(DATA SHOWN)

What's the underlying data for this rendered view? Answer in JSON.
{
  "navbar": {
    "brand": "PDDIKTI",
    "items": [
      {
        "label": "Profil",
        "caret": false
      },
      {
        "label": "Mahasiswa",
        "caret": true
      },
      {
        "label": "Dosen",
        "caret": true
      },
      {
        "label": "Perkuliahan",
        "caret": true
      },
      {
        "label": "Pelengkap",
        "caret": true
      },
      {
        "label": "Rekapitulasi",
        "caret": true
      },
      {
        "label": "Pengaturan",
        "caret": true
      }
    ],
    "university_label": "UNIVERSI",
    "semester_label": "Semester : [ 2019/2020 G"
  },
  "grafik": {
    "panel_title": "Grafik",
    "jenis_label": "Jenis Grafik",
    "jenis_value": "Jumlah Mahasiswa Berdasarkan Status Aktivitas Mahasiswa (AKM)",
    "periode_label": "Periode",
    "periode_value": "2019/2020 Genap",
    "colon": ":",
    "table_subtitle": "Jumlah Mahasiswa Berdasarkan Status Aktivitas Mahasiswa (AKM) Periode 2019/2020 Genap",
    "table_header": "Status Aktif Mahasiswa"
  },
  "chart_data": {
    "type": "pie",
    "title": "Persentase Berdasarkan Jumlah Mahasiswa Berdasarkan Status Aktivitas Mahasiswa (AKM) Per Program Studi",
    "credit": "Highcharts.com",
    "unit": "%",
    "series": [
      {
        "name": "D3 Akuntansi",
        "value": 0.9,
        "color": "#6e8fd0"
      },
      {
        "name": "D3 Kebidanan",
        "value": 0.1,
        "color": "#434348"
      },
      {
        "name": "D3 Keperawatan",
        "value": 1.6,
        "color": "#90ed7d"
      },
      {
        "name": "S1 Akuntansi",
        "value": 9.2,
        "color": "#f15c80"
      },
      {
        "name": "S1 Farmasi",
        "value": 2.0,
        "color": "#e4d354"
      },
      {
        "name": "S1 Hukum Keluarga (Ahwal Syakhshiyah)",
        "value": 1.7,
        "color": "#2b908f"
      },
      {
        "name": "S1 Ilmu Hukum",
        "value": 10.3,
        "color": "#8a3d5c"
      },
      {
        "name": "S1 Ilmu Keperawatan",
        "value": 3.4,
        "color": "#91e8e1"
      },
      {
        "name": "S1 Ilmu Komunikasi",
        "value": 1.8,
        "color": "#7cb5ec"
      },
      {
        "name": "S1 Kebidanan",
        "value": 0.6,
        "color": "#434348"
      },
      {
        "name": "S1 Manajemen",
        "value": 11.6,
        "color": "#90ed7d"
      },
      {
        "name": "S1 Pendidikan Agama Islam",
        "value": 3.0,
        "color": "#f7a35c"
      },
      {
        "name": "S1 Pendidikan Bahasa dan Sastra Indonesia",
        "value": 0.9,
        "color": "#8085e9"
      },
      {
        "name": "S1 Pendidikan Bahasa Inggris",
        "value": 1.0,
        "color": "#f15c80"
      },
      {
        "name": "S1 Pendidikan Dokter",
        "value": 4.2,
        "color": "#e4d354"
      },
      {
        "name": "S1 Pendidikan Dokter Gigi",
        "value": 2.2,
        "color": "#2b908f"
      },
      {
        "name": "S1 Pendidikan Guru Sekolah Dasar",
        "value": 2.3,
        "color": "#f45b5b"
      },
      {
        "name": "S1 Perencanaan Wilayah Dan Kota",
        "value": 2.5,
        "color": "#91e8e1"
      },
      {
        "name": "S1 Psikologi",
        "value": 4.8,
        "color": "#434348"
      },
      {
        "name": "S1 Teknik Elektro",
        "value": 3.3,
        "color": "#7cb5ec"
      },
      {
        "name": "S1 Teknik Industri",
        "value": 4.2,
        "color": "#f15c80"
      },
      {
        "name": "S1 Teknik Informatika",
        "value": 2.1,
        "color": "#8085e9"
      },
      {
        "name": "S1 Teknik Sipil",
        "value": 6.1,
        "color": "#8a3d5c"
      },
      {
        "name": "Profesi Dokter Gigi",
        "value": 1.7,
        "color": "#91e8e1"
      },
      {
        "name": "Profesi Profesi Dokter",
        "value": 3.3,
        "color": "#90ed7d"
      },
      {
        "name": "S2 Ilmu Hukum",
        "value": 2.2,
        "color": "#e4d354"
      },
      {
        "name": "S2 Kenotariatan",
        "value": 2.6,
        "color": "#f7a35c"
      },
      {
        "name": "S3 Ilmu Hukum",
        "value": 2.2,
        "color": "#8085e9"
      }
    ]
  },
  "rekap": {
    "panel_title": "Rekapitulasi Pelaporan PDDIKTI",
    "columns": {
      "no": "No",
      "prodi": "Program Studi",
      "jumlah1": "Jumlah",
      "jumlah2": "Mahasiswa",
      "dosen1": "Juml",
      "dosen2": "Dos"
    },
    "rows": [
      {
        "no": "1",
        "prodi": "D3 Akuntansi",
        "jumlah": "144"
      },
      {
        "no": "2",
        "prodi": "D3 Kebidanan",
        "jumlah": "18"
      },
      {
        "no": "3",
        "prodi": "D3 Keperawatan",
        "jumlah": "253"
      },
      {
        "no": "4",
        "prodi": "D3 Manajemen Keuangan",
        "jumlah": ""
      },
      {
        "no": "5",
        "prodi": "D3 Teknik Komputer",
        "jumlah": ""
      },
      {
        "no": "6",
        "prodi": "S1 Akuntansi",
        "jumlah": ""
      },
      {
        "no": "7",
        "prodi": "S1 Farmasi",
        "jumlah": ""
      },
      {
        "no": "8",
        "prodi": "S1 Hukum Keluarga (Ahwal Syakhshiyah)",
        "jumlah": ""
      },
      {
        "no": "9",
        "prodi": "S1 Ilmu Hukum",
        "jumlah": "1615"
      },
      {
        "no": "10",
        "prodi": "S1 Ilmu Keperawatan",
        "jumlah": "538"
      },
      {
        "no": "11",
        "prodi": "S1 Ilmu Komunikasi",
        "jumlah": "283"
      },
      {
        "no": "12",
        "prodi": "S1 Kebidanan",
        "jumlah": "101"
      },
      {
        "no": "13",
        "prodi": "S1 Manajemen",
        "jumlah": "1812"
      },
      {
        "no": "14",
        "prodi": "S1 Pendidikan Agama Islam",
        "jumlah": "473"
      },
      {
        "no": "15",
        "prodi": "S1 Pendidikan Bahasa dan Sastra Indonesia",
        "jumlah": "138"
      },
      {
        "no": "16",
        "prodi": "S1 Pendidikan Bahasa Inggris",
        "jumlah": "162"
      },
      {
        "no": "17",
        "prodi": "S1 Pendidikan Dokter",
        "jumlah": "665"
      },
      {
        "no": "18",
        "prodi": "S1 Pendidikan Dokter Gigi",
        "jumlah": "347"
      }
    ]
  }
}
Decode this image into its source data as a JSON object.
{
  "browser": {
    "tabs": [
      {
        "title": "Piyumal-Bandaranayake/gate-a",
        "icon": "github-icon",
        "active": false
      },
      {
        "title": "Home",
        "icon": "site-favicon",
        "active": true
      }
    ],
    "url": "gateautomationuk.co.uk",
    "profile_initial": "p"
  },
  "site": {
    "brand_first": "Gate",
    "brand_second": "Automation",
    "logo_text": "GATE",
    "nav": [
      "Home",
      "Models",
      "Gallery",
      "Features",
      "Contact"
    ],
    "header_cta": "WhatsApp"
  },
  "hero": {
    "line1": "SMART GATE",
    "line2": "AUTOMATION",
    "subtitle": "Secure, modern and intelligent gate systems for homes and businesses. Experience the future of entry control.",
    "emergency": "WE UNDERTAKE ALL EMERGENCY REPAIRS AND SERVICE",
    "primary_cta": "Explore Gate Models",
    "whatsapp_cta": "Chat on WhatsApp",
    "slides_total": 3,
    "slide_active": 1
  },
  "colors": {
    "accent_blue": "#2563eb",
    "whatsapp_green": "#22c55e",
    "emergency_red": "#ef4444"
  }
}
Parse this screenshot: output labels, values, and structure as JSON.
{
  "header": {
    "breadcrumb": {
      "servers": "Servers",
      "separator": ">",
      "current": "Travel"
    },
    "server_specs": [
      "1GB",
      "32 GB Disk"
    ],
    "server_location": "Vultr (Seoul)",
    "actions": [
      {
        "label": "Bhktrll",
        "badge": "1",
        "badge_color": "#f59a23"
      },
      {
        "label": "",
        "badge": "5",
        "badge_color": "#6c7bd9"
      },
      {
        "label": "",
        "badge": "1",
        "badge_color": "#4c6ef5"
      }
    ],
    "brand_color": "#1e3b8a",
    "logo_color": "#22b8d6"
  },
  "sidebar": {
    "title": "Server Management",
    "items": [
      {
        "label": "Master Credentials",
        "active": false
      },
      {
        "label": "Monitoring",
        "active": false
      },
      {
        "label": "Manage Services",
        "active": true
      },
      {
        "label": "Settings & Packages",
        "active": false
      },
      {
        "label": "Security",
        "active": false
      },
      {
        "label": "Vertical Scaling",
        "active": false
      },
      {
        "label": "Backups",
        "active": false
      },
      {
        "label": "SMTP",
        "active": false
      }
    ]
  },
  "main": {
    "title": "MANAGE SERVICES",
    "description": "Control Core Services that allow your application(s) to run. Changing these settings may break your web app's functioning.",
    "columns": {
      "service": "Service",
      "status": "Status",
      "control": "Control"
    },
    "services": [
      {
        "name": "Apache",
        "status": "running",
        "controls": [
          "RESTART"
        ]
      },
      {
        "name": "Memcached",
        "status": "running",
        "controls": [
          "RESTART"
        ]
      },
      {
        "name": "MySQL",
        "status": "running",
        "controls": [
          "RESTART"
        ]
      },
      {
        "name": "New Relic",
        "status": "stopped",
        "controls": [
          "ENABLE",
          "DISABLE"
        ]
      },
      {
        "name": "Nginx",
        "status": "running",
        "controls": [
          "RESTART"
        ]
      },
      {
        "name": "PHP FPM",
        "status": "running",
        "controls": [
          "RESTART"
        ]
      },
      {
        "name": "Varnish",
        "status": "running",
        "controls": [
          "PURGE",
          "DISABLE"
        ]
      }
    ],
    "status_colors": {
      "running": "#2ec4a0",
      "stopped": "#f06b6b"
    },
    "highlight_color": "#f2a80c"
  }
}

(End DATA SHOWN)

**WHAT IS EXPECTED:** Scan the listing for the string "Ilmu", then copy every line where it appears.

**PROBLEM SOLUTION:**
        "name": "S1 Ilmu Hukum",
        "name": "S1 Ilmu Keperawatan",
        "name": "S1 Ilmu Komunikasi",
        "name": "S2 Ilmu Hukum",
        "name": "S3 Ilmu Hukum",
        "prodi": "S1 Ilmu Hukum",
        "prodi": "S1 Ilmu Keperawatan",
        "prodi": "S1 Ilmu Komunikasi",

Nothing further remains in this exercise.